In the entries below, how many lines contain the word "JSON"? State the number and nothing more.

BEGIN RECORD SET

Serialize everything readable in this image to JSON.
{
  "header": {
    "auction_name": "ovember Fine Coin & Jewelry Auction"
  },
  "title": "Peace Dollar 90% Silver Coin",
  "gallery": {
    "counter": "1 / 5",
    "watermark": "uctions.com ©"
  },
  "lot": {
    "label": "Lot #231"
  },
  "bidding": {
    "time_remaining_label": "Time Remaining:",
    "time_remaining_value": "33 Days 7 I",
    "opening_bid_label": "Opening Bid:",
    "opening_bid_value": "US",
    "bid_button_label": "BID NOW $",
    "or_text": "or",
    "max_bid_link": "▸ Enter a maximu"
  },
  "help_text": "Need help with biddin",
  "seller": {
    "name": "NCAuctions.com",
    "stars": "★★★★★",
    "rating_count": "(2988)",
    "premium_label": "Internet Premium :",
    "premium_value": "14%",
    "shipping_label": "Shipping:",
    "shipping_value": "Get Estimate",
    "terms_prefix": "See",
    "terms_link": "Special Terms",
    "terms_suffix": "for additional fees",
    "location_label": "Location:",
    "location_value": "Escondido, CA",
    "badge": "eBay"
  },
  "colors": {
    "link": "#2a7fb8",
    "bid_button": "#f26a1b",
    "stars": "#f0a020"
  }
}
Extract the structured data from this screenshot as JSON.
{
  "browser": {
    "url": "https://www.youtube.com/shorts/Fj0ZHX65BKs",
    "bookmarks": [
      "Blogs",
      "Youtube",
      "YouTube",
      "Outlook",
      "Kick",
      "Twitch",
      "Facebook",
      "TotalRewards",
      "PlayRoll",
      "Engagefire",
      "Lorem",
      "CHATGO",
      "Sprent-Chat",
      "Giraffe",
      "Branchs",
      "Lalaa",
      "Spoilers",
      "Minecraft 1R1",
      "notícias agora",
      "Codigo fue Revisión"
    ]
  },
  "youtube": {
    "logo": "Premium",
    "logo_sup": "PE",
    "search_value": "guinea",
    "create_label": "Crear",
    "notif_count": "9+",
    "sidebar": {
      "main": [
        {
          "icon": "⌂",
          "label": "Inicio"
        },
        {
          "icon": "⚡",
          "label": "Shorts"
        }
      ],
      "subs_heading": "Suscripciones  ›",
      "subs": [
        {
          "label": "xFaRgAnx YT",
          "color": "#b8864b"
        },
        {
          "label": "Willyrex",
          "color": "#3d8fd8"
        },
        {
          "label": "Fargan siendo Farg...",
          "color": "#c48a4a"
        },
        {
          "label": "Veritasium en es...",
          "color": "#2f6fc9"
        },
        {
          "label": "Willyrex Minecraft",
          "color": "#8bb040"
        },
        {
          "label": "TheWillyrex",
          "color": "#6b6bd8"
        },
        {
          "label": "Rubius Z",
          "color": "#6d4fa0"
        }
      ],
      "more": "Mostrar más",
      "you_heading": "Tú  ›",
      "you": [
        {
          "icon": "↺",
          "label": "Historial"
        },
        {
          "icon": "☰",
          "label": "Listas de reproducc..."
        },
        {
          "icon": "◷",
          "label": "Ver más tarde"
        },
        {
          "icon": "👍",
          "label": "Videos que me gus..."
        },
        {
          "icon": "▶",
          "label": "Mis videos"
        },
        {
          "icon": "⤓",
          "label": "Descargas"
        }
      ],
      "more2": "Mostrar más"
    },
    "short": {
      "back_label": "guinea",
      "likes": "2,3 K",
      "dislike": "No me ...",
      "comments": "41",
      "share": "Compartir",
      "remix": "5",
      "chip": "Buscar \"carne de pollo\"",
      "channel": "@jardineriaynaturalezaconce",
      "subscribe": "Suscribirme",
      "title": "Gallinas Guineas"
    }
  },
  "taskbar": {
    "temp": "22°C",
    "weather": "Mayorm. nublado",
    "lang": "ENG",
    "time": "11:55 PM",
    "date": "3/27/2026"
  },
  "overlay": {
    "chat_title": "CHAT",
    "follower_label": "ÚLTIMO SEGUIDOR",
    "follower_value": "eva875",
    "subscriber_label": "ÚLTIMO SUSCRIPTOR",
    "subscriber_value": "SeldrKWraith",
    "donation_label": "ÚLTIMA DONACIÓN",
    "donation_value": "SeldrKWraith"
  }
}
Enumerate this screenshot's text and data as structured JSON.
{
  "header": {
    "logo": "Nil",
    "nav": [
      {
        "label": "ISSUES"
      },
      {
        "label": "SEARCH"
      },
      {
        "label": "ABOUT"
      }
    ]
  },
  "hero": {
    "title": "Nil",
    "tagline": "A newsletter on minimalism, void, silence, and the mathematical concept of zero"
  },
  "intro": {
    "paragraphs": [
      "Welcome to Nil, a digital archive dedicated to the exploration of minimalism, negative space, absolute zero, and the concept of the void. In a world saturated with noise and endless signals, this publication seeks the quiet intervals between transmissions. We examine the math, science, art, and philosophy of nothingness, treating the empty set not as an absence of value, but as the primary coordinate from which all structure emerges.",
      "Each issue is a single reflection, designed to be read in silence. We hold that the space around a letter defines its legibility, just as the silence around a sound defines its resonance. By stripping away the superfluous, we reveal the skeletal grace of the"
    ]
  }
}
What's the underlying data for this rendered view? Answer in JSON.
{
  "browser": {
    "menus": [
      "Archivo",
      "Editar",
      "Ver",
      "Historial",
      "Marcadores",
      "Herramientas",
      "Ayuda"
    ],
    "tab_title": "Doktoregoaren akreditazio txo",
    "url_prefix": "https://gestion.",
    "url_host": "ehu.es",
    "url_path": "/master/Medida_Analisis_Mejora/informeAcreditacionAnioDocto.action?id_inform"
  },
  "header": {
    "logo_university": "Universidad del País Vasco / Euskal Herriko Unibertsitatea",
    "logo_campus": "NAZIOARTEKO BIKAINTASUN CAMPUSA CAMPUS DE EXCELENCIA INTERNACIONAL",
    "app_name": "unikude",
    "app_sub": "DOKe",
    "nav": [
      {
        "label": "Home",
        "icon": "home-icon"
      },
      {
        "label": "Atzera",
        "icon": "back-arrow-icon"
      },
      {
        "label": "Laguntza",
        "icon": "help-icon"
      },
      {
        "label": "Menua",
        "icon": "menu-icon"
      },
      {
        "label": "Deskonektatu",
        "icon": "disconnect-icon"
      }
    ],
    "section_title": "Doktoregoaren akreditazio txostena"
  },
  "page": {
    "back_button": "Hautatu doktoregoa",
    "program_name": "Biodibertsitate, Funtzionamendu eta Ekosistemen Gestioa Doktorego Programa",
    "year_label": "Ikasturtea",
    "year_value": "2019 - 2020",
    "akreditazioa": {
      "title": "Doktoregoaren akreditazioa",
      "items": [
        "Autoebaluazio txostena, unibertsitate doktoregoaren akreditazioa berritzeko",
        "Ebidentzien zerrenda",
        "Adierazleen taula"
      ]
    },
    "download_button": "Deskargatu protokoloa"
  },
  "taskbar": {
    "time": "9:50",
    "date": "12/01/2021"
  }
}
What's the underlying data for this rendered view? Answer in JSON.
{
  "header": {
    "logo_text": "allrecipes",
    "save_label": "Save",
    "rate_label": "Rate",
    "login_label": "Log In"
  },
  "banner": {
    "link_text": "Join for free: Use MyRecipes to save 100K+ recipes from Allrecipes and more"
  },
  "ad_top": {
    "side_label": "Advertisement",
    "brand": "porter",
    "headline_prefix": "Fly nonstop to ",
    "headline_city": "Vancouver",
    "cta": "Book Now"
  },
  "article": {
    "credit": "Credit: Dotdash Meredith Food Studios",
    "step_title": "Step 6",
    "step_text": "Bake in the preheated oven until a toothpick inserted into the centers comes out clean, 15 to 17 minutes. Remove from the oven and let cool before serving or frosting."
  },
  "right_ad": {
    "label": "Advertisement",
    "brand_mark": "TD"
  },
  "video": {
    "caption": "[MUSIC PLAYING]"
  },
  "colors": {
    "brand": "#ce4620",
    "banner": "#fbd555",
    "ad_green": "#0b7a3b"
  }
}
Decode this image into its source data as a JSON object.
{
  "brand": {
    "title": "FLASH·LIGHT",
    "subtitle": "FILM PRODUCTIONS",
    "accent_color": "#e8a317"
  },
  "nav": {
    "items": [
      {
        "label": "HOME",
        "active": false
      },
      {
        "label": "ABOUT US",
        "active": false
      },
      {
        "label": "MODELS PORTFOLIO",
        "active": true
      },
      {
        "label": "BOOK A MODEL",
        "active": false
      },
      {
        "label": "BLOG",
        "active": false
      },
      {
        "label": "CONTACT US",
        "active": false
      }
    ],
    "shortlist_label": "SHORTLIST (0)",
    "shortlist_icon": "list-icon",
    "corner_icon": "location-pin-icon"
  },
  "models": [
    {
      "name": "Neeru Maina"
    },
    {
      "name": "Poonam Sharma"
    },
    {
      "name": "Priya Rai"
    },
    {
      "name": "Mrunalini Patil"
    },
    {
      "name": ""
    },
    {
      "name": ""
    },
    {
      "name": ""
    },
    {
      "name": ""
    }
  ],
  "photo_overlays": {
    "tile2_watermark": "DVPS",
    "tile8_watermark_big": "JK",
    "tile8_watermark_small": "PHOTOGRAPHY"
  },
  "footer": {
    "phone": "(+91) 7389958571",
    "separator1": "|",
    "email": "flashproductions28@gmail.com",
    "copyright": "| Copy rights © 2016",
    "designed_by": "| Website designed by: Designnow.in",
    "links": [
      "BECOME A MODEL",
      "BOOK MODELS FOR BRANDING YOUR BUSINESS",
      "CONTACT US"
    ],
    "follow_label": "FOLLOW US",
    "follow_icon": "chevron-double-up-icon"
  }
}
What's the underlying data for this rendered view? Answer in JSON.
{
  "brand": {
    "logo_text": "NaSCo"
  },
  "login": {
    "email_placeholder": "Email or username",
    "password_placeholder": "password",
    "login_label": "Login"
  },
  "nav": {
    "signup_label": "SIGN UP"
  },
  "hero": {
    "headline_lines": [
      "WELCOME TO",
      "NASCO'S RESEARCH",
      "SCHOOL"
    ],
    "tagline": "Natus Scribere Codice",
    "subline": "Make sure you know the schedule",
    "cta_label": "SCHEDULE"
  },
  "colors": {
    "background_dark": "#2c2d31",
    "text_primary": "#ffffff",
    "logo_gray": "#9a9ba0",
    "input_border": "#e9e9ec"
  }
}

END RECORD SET

• _THE ANSWER_
7